What The Papers Said
There was evidently keen public interest in the forthcoming expedition, and many newspapers and popular magazines ran features about the extreme conditions and severe hardships that would have to be endured.
The Evening Standard (and perhaps other papers too!) made arrangements to publish dispatches as and when they were received – though how such dispatches could be sent from such lonely terrain in the first place is unclear: would the expedition be equipped with a wind-up radio-transmitter, perhaps?
But in the public eye, Captain Frank Kingdon-Ward was the star of the show – understandably, as he was already a well-established and highly-acclaimed Himalayan explorer cum botanist.
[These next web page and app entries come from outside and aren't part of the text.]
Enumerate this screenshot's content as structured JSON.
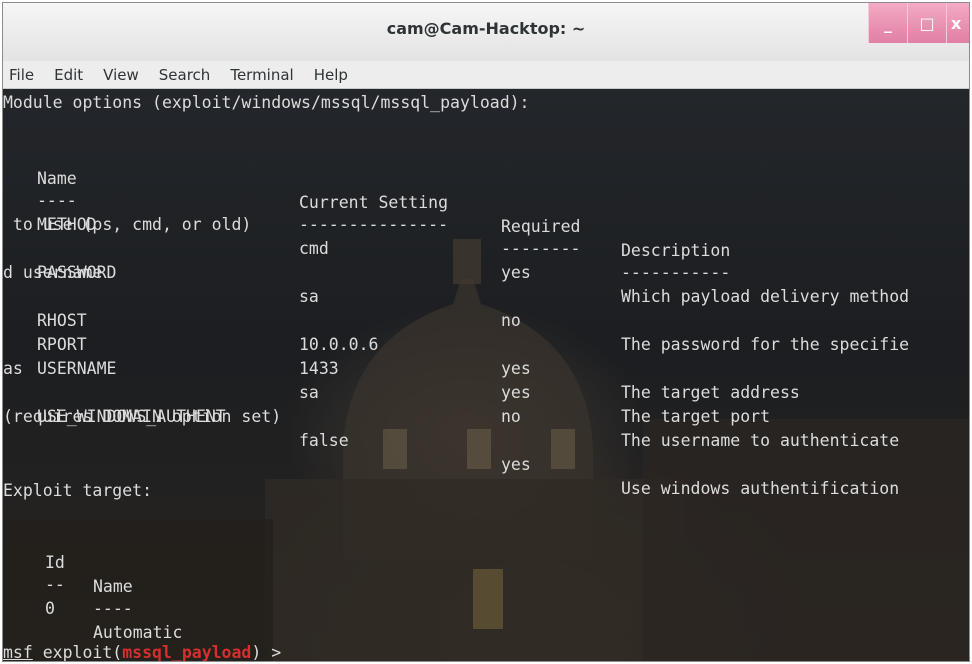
{
  "window": {
    "title": "cam@Cam-Hacktop: ~",
    "controls": [
      "_",
      "□",
      "x"
    ]
  },
  "menubar": [
    "File",
    "Edit",
    "View",
    "Search",
    "Terminal",
    "Help"
  ],
  "terminal": {
    "module_header": "Module options (exploit/windows/mssql/mssql_payload):",
    "options_headers": [
      "Name",
      "Current Setting",
      "Required",
      "Description"
    ],
    "options_underlines": [
      "----",
      "---------------",
      "--------",
      "-----------"
    ],
    "options": [
      {
        "name": "METHOD",
        "setting": "cmd",
        "required": "yes",
        "description": "Which payload delivery method",
        "wrap": " to use (ps, cmd, or old)"
      },
      {
        "name": "PASSWORD",
        "setting": "sa",
        "required": "no",
        "description": "The password for the specifie",
        "wrap": "d username"
      },
      {
        "name": "RHOST",
        "setting": "10.0.0.6",
        "required": "yes",
        "description": "The target address",
        "wrap": ""
      },
      {
        "name": "RPORT",
        "setting": "1433",
        "required": "yes",
        "description": "The target port",
        "wrap": ""
      },
      {
        "name": "USERNAME",
        "setting": "sa",
        "required": "no",
        "description": "The username to authenticate",
        "wrap": "as"
      },
      {
        "name": "USE_WINDOWS_AUTHENT",
        "setting": "false",
        "required": "yes",
        "description": "Use windows authentification",
        "wrap": "(requires DOMAIN option set)"
      }
    ],
    "target_header": "Exploit target:",
    "target_headers": [
      "Id",
      "Name"
    ],
    "target_underlines": [
      "--",
      "----"
    ],
    "targets": [
      {
        "id": "0",
        "name": "Automatic"
      }
    ],
    "prompt": {
      "msf": "msf",
      "middle": " exploit(",
      "module": "mssql_payload",
      "end": ") >"
    }
  },
  "colors": {
    "text": "#dcdcdc",
    "module_red": "#d62f2f",
    "control_pink": "#e88bb0"
  }
}
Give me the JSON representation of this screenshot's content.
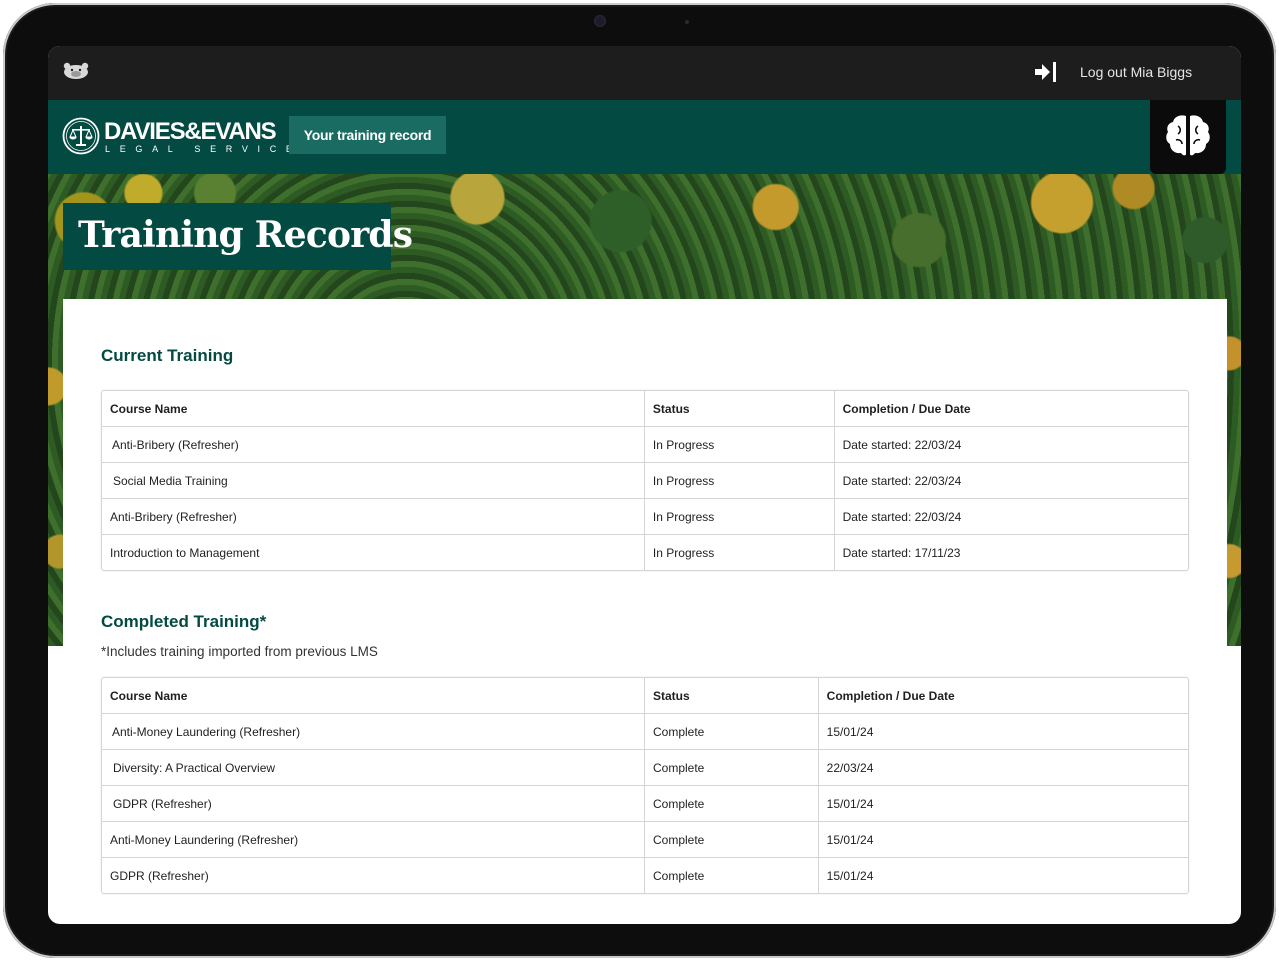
{
  "topbar": {
    "app_icon": "mole-logo-icon",
    "logout_icon": "logout-arrow-icon",
    "logout_label": "Log out Mia Biggs"
  },
  "brand": {
    "name": "DAVIES&EVANS",
    "subtitle": "LEGAL SERVICES",
    "emblem_icon": "scales-emblem-icon",
    "nav_button": "Your training record",
    "assistant_icon": "brain-icon"
  },
  "colors": {
    "brand_green": "#034a42",
    "button_green": "#1a6b62",
    "topbar": "#1d1d1d"
  },
  "hero": {
    "title": "Training Records"
  },
  "current_training": {
    "heading": "Current Training",
    "columns": [
      "Course Name",
      "Status",
      "Completion / Due Date"
    ],
    "rows": [
      [
        "Anti-Bribery (Refresher)",
        "In Progress",
        "Date started: 22/03/24"
      ],
      [
        "Social Media Training",
        "In Progress",
        "Date started: 22/03/24"
      ],
      [
        "Anti-Bribery (Refresher)",
        "In Progress",
        "Date started: 22/03/24"
      ],
      [
        "Introduction to Management",
        "In Progress",
        "Date started: 17/11/23"
      ]
    ]
  },
  "completed_training": {
    "heading": "Completed Training*",
    "note": "*Includes training imported from previous LMS",
    "columns": [
      "Course Name",
      "Status",
      "Completion / Due Date"
    ],
    "rows": [
      [
        "Anti-Money Laundering (Refresher)",
        "Complete",
        "15/01/24"
      ],
      [
        "Diversity: A Practical Overview",
        "Complete",
        "22/03/24"
      ],
      [
        "GDPR (Refresher)",
        "Complete",
        "15/01/24"
      ],
      [
        "Anti-Money Laundering (Refresher)",
        "Complete",
        "15/01/24"
      ],
      [
        "GDPR (Refresher)",
        "Complete",
        "15/01/24"
      ]
    ]
  }
}
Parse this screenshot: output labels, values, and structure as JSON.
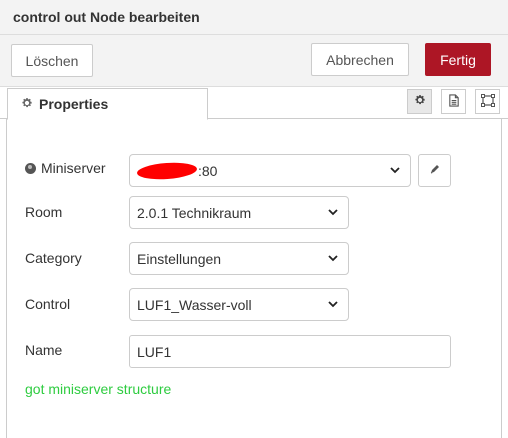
{
  "tray": {
    "title": "control out Node bearbeiten"
  },
  "toolbar": {
    "delete_label": "Löschen",
    "cancel_label": "Abbrechen",
    "done_label": "Fertig"
  },
  "tabs": {
    "active_label": "Properties",
    "icons": [
      "gear-icon",
      "description-icon",
      "appearance-icon"
    ]
  },
  "form": {
    "miniserver": {
      "label": "Miniserver",
      "value_suffix": ":80"
    },
    "room": {
      "label": "Room",
      "value": "2.0.1 Technikraum"
    },
    "category": {
      "label": "Category",
      "value": "Einstellungen"
    },
    "control": {
      "label": "Control",
      "value": "LUF1_Wasser-voll"
    },
    "name": {
      "label": "Name",
      "value": "LUF1"
    }
  },
  "status": {
    "text": "got miniserver structure",
    "color": "#2ecc40"
  },
  "colors": {
    "primary": "#ad1625",
    "border": "#cccccc",
    "header_bg": "#f3f3f3"
  }
}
And Kingdon-Ward wasn't inclined to relinquish the spotlight, as we can see from the first despatch (dated Wednesday 6 Feb 1933), in which his new companion receives only cursory mention.
This attitude is continued in the next cutting, probably from The Times, but in the cutting beside it (obviously from a far less august and lofty source than The Times) there is a clearly considerable interest in Ron's antecedents and potential.
And in the next item, shown beneath, The Queen's columnist Titania can hardly restrain herself, reporting breathlessly on "the tall Ronald, with that chiselled arresting beauty of his, and the ready disarming smile".
But just to establish that he wasn't always a ray of sunshine, the final cutting (dated March 1934, after he had returned from Tibet) is a photograph of Ron on the morning following his lecture to the Royal Central Asian Society about Zayyul and the South-Eastern Tibet border country.